This festival is celebrated throughout Thailand and in nearby countries including Laos, Kelantan and Kedah. The name roughly translates as ‘to float ritual vessel or lamp’ and comes from the main activity associated with the celebration. A krathong is a small floating basket, normally made of leaves and holding a small portion of some kind of traditional Thai dish, dessert, or a small coin.

These baskets are then floated on a river. Many Thai people use the krathong to thank Goddess Khongkha, the Goddess of Water and River.

The festival takes place on the evening of the full moon of the 12th month in the traditional Thai lunar calendar. This means that it normally falls in the month of November. In 2024 it will take place on 16 November.


A Jewish harvest festival, Sukkot begins on the 15th day of the month of Tishrei. It goes on for seven days and at this time Sukkah are constructed. These are temporary buildings or ‘booths’ made out of natural materials.

The festival commemorates the time that the Jewish people spent in the desert, on their way to the Promised Land.
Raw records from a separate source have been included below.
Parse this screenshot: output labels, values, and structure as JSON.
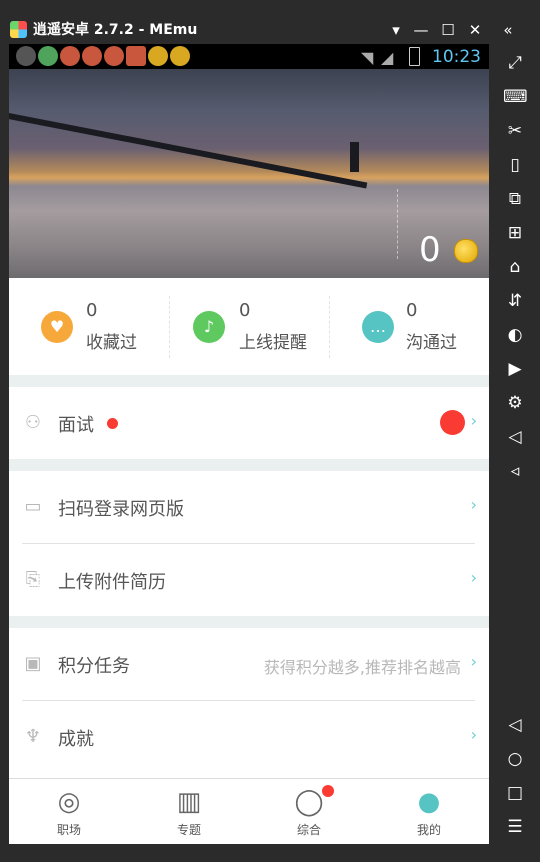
{
  "window": {
    "title": "逍遥安卓 2.7.2 - MEmu"
  },
  "status_bar": {
    "time": "10:23"
  },
  "hero": {
    "points": "0"
  },
  "stats": [
    {
      "count": "0",
      "label": "收藏过",
      "color": "#f7a83b"
    },
    {
      "count": "0",
      "label": "上线提醒",
      "color": "#5dc95e"
    },
    {
      "count": "0",
      "label": "沟通过",
      "color": "#56c4c3"
    }
  ],
  "menu": {
    "interview": {
      "label": "面试"
    },
    "scan_login": {
      "label": "扫码登录网页版"
    },
    "upload_resume": {
      "label": "上传附件简历"
    },
    "points_task": {
      "label": "积分任务",
      "hint": "获得积分越多,推荐排名越高"
    },
    "achievement": {
      "label": "成就"
    }
  },
  "tabs": [
    {
      "label": "职场",
      "icon": "planet-icon"
    },
    {
      "label": "专题",
      "icon": "building-icon"
    },
    {
      "label": "综合",
      "icon": "chat-bubble-icon"
    },
    {
      "label": "我的",
      "icon": "person-icon",
      "active": true
    }
  ],
  "colors": {
    "accent": "#56c4c3",
    "badge": "#f93b33",
    "chevron": "#6ed0cf"
  }
}
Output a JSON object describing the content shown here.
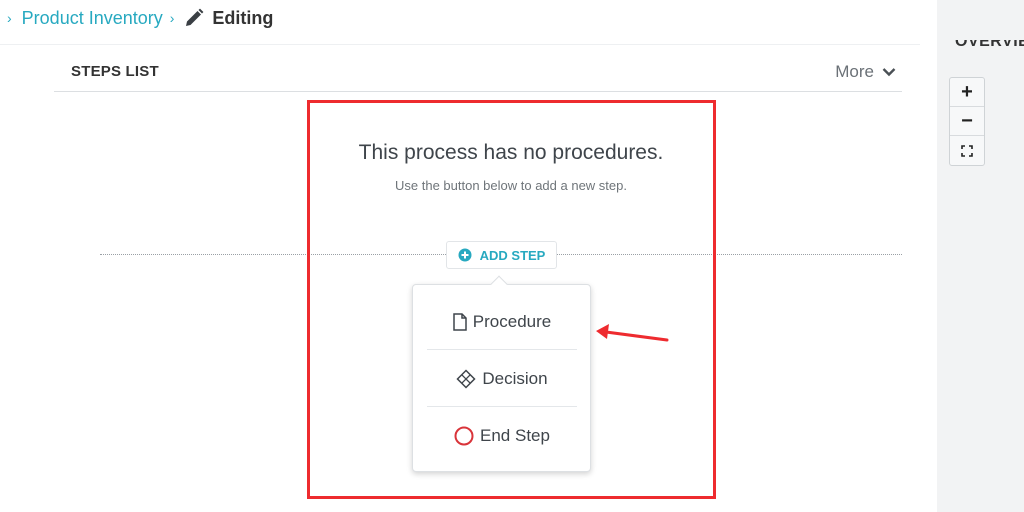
{
  "breadcrumb": {
    "separator": "›",
    "parent": "Product Inventory",
    "current": "Editing"
  },
  "steps_list": {
    "title": "STEPS LIST",
    "more_label": "More"
  },
  "empty_state": {
    "title": "This process has no procedures.",
    "subtitle": "Use the button below to add a new step."
  },
  "add_step": {
    "label": "ADD STEP",
    "icon": "plus-circle-icon"
  },
  "menu": {
    "items": [
      {
        "label": "Procedure",
        "icon": "document-icon"
      },
      {
        "label": "Decision",
        "icon": "diamond-icon"
      },
      {
        "label": "End Step",
        "icon": "circle-icon"
      }
    ]
  },
  "overview": {
    "title": "OVERVIEW",
    "zoom_in": "+",
    "zoom_out": "−"
  },
  "colors": {
    "accent": "#27a9c0",
    "annotation": "#ee2b2f",
    "end_step": "#d9343a"
  }
}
It celebrates the way that God protected them during this time.

Another way that Sukkot is celebrated is the shaking of the Lulav (a palm frond) along with a Hadass (branch of the myrtle tree), Aravah (branch of the willow tree) and Etrog (a yellow citrus fruit). These are known as the four species.

Sukkot is one of three pilgrimage festivals and takes place five days after Yom Kippur. In 2024 it will take place 16 October–23 October.